* **Problem to work on**: Tally the lines below that contain the word "icon", and give only that number.

++++++++++++++++++++

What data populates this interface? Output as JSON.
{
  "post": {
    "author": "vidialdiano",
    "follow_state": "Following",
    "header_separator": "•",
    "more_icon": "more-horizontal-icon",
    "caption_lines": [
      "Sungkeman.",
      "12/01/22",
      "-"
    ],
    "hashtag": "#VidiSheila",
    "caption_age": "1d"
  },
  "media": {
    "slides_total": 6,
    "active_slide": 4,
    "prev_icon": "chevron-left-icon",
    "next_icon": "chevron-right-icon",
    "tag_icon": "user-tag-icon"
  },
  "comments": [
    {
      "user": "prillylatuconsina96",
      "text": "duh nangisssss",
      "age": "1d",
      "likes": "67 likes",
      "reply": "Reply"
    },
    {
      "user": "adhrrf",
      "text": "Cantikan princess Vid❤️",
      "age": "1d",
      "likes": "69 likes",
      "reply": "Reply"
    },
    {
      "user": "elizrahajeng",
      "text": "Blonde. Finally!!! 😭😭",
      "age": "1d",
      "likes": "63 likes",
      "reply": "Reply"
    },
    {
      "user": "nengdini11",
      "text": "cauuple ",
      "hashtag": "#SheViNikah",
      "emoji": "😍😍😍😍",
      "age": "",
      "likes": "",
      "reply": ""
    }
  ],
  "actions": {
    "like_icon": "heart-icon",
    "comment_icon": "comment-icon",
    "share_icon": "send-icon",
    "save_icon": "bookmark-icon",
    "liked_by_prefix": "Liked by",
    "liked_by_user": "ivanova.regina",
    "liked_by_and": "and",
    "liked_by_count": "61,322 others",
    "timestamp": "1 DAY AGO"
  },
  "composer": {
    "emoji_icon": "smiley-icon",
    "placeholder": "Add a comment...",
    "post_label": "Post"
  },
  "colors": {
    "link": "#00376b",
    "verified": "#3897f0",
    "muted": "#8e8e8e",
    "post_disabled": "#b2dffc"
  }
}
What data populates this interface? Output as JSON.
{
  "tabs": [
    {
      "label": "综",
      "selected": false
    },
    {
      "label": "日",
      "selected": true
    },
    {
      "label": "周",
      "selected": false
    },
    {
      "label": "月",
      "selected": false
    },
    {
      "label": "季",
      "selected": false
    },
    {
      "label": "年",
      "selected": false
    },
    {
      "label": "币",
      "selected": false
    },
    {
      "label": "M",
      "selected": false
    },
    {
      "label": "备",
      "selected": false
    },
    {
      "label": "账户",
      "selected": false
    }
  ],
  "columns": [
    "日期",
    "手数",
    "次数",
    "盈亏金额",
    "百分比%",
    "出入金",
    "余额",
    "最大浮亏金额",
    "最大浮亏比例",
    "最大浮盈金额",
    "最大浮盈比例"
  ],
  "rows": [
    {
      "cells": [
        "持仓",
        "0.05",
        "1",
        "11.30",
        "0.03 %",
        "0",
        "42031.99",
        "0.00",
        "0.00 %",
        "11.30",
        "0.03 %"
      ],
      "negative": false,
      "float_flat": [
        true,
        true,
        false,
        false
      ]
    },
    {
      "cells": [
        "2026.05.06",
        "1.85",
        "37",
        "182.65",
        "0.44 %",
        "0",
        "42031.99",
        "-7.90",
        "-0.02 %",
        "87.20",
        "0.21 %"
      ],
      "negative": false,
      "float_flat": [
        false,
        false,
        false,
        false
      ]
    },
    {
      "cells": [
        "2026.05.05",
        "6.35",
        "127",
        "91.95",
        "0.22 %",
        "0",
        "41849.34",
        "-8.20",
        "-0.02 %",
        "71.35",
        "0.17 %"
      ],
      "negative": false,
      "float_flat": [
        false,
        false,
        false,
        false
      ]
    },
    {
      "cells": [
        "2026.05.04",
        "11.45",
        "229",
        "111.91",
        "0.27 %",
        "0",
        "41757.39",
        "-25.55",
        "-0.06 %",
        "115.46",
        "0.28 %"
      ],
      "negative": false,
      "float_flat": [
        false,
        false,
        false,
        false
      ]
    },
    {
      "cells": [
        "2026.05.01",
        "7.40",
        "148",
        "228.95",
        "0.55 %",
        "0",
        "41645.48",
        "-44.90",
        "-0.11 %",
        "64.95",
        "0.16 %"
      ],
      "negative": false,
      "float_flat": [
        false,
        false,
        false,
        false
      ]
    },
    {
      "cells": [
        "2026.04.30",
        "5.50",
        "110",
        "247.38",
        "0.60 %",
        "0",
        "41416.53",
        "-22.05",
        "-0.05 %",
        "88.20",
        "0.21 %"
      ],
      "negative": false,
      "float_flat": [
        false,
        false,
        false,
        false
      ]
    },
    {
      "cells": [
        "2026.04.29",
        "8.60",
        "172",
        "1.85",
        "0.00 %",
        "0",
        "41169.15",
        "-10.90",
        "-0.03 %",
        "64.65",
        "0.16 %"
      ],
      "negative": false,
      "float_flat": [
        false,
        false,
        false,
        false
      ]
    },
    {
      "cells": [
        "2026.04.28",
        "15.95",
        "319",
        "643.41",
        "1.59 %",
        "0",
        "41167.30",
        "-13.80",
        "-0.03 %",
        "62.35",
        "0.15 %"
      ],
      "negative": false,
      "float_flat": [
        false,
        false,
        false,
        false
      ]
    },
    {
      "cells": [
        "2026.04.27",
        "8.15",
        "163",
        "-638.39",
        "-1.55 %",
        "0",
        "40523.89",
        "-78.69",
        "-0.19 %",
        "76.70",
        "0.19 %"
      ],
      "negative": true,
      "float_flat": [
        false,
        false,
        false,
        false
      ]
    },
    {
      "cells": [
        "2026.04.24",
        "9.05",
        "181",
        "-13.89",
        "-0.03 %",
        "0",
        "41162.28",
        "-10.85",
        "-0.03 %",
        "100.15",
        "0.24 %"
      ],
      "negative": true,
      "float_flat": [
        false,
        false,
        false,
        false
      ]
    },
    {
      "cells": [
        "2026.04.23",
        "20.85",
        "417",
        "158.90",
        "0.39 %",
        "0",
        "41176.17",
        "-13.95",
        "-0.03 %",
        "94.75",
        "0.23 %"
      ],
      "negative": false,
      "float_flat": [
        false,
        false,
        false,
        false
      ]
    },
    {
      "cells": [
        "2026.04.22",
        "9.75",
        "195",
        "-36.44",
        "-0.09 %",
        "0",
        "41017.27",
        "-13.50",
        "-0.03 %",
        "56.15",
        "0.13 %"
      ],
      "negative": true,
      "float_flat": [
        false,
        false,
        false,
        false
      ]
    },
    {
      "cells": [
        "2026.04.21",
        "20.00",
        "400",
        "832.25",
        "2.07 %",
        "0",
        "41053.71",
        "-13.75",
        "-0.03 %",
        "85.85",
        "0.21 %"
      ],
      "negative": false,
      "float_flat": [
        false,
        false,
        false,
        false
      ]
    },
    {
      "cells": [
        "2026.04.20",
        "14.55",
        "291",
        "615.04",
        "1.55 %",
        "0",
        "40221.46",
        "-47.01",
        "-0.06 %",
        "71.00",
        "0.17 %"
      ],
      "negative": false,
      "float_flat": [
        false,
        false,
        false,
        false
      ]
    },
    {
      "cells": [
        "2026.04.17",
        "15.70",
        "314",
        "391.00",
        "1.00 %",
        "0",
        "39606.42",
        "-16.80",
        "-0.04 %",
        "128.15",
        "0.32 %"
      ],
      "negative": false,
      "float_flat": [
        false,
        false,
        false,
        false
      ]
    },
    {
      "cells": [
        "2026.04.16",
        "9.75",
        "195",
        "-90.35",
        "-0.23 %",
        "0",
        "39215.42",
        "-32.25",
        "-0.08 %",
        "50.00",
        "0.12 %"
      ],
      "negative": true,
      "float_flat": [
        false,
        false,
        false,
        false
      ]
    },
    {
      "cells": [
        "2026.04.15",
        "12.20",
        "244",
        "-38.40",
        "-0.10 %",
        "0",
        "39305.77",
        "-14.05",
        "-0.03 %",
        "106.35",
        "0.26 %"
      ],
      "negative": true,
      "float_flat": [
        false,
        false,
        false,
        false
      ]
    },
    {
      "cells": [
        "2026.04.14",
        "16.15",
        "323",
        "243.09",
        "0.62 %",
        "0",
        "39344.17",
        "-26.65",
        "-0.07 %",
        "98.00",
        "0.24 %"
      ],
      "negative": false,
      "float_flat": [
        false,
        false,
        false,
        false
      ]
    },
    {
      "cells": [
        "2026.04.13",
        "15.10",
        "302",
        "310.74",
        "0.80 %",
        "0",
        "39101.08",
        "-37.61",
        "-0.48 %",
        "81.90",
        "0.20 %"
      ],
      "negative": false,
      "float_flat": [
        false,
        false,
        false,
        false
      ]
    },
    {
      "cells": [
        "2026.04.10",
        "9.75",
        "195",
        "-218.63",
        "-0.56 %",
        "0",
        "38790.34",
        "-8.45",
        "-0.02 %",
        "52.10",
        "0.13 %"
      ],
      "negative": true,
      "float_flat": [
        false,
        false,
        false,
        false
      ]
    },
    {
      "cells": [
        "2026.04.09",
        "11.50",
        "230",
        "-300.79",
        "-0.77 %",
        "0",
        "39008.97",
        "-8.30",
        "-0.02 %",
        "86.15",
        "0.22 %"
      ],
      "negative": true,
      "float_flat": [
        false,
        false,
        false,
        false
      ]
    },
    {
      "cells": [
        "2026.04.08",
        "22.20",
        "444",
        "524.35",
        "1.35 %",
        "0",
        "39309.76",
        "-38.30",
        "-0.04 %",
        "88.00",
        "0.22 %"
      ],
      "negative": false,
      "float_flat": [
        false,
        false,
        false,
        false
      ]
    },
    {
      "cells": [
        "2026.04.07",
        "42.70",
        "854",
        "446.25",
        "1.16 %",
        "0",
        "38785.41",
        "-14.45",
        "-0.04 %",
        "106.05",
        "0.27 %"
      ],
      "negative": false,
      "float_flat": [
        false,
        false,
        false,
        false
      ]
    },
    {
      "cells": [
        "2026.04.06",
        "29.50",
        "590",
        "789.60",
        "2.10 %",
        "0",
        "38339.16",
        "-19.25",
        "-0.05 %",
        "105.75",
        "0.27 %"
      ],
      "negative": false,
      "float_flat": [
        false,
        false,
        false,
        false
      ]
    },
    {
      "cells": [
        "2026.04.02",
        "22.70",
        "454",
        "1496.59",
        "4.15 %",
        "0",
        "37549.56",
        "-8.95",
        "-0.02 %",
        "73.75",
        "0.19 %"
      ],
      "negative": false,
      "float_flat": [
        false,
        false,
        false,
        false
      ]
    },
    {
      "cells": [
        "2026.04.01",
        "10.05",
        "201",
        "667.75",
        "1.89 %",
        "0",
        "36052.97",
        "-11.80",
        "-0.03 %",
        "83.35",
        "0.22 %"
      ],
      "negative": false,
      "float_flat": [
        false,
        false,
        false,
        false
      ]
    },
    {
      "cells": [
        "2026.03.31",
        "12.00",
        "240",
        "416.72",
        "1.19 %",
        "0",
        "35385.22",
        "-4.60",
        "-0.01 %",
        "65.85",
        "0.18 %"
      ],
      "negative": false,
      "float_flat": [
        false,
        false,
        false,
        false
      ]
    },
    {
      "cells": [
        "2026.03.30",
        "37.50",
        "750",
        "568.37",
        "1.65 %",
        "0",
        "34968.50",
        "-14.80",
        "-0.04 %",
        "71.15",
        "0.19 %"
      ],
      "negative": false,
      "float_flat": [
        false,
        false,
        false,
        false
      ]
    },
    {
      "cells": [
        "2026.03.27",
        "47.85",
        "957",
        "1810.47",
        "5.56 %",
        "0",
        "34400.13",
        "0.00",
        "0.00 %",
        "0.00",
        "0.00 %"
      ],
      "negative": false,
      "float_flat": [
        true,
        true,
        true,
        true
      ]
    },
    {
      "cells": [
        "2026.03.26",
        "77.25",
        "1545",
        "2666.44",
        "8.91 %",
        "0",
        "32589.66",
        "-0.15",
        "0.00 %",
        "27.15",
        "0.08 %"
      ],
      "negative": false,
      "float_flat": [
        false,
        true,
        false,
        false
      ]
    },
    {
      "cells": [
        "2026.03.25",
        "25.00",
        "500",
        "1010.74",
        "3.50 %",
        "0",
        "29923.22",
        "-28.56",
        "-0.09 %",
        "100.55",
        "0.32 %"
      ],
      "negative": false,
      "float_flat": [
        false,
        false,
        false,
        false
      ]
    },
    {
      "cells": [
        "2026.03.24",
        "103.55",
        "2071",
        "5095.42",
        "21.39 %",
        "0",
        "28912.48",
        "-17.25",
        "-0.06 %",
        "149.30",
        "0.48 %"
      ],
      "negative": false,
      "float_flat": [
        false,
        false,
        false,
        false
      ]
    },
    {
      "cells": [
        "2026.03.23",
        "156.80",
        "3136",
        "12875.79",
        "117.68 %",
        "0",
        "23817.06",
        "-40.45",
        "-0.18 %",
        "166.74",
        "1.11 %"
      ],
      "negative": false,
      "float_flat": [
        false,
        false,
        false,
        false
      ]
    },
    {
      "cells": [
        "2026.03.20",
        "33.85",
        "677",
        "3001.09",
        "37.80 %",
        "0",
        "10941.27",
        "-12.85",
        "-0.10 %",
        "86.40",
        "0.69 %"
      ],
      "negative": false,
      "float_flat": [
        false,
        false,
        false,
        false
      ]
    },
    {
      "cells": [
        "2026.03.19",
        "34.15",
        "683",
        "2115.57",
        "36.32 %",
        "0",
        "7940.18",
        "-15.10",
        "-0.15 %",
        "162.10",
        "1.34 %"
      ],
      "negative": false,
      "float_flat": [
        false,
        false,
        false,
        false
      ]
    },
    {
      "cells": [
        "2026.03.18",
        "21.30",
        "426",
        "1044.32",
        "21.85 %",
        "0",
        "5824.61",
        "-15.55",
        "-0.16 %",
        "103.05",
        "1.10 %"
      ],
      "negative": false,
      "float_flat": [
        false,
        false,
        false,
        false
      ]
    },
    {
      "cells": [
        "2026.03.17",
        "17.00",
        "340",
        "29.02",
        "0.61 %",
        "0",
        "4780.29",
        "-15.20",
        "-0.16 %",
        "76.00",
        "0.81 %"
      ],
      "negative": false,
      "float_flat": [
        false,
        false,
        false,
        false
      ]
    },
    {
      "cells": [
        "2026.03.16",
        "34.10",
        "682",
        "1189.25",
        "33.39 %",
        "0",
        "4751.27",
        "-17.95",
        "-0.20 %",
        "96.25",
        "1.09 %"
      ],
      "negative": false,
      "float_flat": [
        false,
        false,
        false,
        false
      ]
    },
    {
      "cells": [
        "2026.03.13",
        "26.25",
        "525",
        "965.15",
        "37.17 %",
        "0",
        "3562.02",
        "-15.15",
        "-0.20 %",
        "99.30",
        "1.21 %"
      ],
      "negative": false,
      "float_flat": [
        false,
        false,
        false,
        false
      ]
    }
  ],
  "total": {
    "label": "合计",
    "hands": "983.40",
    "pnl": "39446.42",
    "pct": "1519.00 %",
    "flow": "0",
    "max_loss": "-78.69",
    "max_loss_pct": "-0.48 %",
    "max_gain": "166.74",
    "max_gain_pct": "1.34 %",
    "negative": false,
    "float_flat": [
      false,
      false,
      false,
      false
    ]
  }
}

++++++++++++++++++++

* **Answer to this problem**: 9